Forecasting Labor Force Participation and Economic Resources of the Early Baby Boomers

Published: 2008



This paper forecasts the retirement patterns and resources of the Early Baby Boomers by estimating forward-looking dynamic models of labor force participation, wealth accumulation and pension and Social Security benefit claiming for older workers using seven waves of HRS data. The two most important innovations of our proposed approach are the use of alternative measures of pension entitlements and the associated incentives, and accounting for subjective expectations about future work. Our main findings are that the Early Baby Boomers will work longer and claim Social Security later.


Key Findings
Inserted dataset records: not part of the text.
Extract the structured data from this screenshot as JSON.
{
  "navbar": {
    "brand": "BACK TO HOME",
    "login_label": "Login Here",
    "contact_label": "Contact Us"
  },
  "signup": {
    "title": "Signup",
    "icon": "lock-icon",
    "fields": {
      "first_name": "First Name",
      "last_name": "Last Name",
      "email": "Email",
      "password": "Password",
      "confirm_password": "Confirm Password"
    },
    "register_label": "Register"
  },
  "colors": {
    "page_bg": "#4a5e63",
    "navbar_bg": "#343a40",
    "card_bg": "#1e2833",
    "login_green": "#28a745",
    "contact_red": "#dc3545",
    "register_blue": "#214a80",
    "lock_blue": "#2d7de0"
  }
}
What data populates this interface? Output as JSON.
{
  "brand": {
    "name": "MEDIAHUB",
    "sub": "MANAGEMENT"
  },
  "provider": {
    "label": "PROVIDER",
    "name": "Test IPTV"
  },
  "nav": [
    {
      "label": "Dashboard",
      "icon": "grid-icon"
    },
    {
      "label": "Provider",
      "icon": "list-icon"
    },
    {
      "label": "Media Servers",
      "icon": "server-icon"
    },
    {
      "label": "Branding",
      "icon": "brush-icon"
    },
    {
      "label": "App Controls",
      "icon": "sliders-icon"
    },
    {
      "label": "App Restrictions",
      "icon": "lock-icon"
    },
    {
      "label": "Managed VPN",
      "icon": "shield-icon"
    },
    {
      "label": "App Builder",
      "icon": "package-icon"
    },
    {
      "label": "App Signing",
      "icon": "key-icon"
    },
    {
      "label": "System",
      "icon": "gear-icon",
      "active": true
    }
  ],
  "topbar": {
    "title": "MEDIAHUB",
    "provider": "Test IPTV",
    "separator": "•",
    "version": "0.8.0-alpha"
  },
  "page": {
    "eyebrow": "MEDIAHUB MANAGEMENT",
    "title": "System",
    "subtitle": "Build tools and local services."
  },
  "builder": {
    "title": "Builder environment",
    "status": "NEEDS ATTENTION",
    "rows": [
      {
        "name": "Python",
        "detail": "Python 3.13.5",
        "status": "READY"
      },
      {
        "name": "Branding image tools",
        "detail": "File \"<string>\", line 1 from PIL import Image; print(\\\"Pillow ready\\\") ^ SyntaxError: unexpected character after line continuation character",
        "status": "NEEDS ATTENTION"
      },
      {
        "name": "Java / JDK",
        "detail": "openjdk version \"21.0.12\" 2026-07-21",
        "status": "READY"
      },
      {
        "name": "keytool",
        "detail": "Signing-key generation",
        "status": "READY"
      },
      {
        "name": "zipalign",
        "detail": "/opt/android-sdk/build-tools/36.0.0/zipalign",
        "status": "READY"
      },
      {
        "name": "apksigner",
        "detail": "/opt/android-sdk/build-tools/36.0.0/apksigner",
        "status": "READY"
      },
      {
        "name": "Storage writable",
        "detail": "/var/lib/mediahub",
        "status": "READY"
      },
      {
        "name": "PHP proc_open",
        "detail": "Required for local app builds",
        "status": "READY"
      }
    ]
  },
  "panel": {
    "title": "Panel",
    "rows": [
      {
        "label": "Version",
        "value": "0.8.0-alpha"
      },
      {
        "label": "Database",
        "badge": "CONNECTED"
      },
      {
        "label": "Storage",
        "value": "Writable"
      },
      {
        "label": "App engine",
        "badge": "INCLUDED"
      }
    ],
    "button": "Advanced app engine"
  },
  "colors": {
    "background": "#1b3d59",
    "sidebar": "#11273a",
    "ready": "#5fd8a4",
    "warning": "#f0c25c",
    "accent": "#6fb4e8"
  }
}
    • We find that Early Baby Boomers (those born 1948 to 1953) will work longer and claim Social Security later than the original HRS cohort (those born 1931 to 1941).
    • Between ages 55 and 63, the fraction of women working full-time is predicted to be almost 10 percent higher on average; from age 64 to 66 it is about 5 percent higher than that of the HRS cohort.
    • The differences for men appear mostly in their sixties and seventies; they amount to increases in full-time work of about 5 percentage points on average.